(Task prompt): Find the lines below in which the string "Module" occurs. Copy each one.

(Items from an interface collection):
[Start of section]
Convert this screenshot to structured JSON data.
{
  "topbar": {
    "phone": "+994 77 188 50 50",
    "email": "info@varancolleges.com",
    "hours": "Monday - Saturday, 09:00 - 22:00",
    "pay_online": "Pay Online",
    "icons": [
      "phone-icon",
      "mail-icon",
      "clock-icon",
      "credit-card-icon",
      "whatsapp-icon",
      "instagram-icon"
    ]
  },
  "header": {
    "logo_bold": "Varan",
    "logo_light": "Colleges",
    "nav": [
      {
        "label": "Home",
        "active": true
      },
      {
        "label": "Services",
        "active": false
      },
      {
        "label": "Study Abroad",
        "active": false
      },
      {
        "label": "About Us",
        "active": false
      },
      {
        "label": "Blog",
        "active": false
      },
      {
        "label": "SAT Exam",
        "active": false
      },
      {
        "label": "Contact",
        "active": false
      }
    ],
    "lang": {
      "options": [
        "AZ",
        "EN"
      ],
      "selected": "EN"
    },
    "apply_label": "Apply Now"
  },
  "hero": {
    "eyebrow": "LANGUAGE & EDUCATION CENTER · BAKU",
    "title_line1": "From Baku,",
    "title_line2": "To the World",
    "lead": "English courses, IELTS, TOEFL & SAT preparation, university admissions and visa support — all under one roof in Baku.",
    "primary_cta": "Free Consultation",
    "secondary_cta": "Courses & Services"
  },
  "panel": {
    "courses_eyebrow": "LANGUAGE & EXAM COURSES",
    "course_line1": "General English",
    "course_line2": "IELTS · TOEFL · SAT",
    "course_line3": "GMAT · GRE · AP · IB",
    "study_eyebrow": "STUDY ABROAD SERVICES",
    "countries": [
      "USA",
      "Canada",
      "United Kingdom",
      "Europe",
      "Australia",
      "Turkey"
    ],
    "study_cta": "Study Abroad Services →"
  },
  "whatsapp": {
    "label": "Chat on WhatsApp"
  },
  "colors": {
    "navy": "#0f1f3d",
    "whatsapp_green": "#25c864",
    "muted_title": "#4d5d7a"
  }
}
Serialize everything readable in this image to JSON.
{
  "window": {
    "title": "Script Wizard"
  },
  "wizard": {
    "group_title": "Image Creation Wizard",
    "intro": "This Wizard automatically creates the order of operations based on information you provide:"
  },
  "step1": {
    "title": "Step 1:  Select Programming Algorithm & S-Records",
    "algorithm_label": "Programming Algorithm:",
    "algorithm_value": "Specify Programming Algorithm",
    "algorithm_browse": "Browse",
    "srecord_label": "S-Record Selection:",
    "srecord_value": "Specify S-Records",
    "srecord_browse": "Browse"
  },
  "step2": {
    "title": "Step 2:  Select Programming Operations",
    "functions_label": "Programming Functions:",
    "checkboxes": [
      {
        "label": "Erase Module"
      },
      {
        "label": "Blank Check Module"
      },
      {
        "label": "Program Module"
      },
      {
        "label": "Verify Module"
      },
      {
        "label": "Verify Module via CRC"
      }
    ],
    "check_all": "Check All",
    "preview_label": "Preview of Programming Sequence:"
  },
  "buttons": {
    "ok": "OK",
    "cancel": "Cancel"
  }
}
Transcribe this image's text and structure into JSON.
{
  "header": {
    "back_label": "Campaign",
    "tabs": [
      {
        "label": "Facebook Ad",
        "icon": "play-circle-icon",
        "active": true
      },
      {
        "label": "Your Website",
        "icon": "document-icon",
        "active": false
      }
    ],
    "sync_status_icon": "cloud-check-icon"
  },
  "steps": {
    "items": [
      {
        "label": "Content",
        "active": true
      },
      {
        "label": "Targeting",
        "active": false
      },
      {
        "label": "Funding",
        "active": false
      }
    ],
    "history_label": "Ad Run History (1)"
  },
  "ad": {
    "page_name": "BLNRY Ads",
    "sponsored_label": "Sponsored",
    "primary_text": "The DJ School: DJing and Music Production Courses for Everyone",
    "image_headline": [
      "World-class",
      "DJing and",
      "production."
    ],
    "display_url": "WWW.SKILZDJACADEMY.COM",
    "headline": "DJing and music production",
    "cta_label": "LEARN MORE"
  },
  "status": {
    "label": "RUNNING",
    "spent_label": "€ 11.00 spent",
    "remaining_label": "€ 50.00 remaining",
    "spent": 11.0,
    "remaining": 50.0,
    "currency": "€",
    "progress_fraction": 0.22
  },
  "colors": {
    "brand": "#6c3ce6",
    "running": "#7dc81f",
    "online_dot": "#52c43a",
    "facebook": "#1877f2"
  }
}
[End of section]
(Expected answer):
        "label": "Erase Module"
        "label": "Blank Check Module"
        "label": "Program Module"
        "label": "Verify Module"
        "label": "Verify Module via CRC"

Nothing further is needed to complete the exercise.